In the summer of 1959, everyone knows his place in Arizona. Michael Shaw is an alcoholic lawyer struggling with his reputation as the son of one of Mitchell County’s wealthiest, most successful attorneys. Toni Garcia, the first in her family to obtain a college degree, has returned to Borden, Arizona, because she’s worried about her father’s health. But as a Mexican American, she can’t get a teaching job in spite of her education and intellect. Their worlds collide when Michael is assigned to represent María Sánchez Curry in the bloody murder of her husband and Toni, desperate for work, accepts a job as the defendant’s interpreter.
María and Ben Curry’s tumultuous marriage was well documented by María’s many visits to the ER. The couple was also well-known at local bars, where they often drank to excess. But the killing of a white man by a Mexican woman—even in self-defense—is not permissible in a time when justice is determined by the good-old-boys’ club. Also unacceptable is the growing relationship between Michael and Toni, who fight to save María against all odds.
In this evocative exploration of class and race in 1950s America, Bobby Darin is on the juke box, Doris Day is on the silver screen and pink flamingos grace front yards. Former crime reporter Patricia Santos Marcantonio crafts a stirring tale of forbidden love in a world where democracy rules but due process and fair treatment aren’t as readily available on the wrong side of the tracks.

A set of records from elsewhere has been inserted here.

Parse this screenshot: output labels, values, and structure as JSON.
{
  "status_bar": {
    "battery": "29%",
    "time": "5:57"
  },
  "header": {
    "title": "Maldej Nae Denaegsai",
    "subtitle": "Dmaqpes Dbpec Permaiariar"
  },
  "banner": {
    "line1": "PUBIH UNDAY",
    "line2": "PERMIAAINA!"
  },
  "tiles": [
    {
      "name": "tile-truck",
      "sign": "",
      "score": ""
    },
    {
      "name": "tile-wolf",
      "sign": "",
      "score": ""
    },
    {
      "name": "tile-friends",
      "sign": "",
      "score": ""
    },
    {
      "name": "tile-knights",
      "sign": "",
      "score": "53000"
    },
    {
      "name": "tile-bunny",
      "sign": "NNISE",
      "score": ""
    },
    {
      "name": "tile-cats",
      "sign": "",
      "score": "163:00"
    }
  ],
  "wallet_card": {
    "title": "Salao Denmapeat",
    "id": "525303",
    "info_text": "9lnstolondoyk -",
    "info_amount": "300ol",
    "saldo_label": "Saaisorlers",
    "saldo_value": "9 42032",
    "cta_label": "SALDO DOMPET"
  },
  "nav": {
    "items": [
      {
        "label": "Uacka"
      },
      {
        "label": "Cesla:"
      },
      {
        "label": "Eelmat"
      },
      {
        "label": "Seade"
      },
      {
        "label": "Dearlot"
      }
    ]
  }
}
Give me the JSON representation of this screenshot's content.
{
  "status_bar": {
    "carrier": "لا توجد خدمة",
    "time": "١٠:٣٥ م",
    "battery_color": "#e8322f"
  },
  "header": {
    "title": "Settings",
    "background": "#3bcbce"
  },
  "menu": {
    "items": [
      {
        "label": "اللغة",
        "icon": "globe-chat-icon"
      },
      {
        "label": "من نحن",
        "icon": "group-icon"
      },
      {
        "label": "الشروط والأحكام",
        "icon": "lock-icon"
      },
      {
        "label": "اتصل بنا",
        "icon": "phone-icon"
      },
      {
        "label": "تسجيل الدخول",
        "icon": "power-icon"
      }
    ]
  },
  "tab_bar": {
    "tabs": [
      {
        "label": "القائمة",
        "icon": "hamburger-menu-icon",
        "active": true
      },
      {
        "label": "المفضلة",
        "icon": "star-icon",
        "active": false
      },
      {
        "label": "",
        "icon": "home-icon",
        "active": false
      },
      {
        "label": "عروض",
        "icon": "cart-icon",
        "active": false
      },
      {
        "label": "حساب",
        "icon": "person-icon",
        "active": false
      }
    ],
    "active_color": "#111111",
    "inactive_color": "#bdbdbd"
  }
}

The novel was partly inspired by my days as a court reporter for a newspaper.